There has been a mixed response to the decision by an Indian court to reject Novartis’ challenge to the patent laws in the country and the drugs major says that the ruling will discourage “investments in innovation”.
Novartis had challenged the constitutionality of Section 3 (d) of India's patent laws, a move brought on by the country's patent office’s decision to decline coverage for a new version of the leukaemia drug Glivec/Gleevec (imatinib). The law, which came into effect in 2005, allow patents for products that represent new inventions after 1995 but India argues that Glivec is merely a new form of an old drug and should not be protected.
A specific appeal against the ruling on Glivec has not been decided yet but the High Court in Chennai has dismissed the petition challenging Section 3(d). Ranjit Shahani, managing director at Novartis India, noted that the firm disagrees with the ruling but “we likely will not appeal to the Supreme Court,” he said, adding that “our actions advanced this essential debate in India; now local and international leaders in both industry and academia recognise the inadequacies of Section 3(d) and are raising serious concerns about the deficiencies of the Indian patent system."
Negative consequences of Indian patent law
His view was echoed by Paul Herrling, head of corporate research at Novartis, who said that “it is clear there are inadequacies in Indian patent law that will have negative consequences for patients and public health in India". He claimed that “medical progress occurs through incremental innovation. If Indian patent law does not recognise these important advances, patients will be denied new and better medicines."
Novartis received the backing from the International Federation of International Pharmaceutical Manufacturers and Associations and its director-general, Harvey Bale, who said that “there is a mismatch between India’s huge innovative potential, especially in the field of pharmaceutical and biotechnology R&D, and the wording of the 2005 Patent Law”. He added that the latter “explicitly defines pharmaceutical innovation so narrowly as to render potentially unpatentable many breakthroughs”, arguing that the country “has a strong incentive to remove this restriction and thereby give its scientists full scope to impress the world with a growing stream of innovative new medicines, researched, developed and made in India.”
However other groups were delighted with the Chennai High Court’s decision. Medecins Sans Frontieres described it as “a major victory for patients’ access to affordable medicines in developing countries”, and Tido von Schoen-Angerer, director of the MSF Campaign for Access to Essential Medicines, said that the move “now makes Indian patents on the medicines that we desperately need less likely”. He went on to call upon “multinational drug companies and wealthy countries to leave the Indian Patents Act alone and stop pushing for ever stricter patent regimes in developing countries.
MSF noted that India only began giving patents on medicines to comply with World Trade Organisation rules, “but it designed its law with safeguards so that patents can only be granted for real innovations. This means that companies seeking a patent for modifications to a molecule already invented, in order to extend ever further their monopolies on existing drugs, would be unsuccessful”.

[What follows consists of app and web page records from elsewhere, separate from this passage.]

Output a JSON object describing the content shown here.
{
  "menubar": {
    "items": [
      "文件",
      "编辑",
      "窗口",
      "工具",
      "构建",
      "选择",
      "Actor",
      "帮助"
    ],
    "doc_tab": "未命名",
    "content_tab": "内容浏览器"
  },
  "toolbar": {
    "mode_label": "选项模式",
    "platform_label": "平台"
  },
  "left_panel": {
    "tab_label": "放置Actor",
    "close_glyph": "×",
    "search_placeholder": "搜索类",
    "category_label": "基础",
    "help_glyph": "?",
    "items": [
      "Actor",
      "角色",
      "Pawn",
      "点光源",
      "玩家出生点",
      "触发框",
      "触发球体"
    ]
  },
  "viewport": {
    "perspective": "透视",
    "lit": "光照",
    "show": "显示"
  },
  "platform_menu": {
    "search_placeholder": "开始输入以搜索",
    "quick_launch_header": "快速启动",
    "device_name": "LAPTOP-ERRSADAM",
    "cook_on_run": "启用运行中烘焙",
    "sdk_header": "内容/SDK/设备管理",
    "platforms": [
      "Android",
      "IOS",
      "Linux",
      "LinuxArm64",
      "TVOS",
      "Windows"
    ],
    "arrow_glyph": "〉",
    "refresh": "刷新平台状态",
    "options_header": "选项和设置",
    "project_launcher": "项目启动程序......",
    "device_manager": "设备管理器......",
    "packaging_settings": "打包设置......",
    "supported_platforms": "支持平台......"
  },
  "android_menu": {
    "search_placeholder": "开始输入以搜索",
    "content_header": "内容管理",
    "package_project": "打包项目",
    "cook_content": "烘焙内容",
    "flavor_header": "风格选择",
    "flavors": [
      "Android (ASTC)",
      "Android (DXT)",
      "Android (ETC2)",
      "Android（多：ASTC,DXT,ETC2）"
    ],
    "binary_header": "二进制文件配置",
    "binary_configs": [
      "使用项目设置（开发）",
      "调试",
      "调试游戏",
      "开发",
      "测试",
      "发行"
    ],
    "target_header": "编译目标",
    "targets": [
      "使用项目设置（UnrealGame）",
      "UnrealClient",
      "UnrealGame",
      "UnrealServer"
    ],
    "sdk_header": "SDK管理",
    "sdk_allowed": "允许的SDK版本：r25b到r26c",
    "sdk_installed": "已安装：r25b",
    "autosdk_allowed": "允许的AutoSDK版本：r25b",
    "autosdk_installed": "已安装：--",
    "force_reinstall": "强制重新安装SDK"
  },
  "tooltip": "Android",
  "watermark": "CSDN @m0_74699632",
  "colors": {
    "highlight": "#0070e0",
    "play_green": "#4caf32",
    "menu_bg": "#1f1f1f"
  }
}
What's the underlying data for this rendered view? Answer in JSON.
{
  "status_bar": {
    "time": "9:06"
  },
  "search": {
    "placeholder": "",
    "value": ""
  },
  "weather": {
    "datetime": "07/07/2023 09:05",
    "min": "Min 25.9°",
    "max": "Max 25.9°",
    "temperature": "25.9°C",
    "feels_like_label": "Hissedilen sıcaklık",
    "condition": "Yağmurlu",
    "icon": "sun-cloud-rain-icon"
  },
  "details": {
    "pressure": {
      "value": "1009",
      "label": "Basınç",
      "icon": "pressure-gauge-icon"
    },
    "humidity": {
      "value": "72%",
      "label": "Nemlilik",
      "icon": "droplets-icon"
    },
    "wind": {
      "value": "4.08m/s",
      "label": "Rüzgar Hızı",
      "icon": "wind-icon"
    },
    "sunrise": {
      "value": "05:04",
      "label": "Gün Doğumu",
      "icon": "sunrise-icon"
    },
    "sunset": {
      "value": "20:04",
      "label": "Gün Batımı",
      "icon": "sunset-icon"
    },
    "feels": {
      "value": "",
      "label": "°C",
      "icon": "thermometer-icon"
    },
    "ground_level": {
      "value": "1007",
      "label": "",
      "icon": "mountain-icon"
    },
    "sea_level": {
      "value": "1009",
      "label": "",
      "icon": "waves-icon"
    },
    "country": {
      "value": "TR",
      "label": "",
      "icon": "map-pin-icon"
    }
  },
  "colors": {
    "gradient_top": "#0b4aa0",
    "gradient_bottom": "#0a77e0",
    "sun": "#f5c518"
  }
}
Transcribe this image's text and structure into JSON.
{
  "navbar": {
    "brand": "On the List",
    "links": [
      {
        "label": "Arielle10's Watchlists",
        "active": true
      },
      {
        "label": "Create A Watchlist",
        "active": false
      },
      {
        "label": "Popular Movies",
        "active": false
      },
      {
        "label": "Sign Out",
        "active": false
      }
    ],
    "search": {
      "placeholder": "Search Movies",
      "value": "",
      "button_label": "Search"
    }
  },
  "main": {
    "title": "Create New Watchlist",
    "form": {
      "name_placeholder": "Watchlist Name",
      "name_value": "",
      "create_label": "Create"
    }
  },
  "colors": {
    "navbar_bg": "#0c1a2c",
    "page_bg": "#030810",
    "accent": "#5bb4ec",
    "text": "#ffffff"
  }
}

Status as ‘pharmacy of developing world’ safe for now
A ruling in favour of Novartis would have drastically restricted the production of affordable medicines in India that are crucial for the treatment of diseases throughout the developing world, said MSF which noted that 84% of the antiretrovirals that MSF prescribes to its patients worldwide come from Indian generic companies. “India must be allowed to remain the ‘pharmacy of the developing world’,” the organisation concluded.
However Novartis is not convinced by this claim and Mr Herrling said that “eliminating Section 3(d) will not hinder the supply of medicines from India to poor countries given the safeguards in international agreements". In addition, he noted that medicines are made available through “tiered pricing solutions, public-private partnerships, shared contribution models and donation programmes" and stressed that Novartis provides Glivec free of charge to 99% of patients in India “for as long as they need it”.
By Kevin Grogan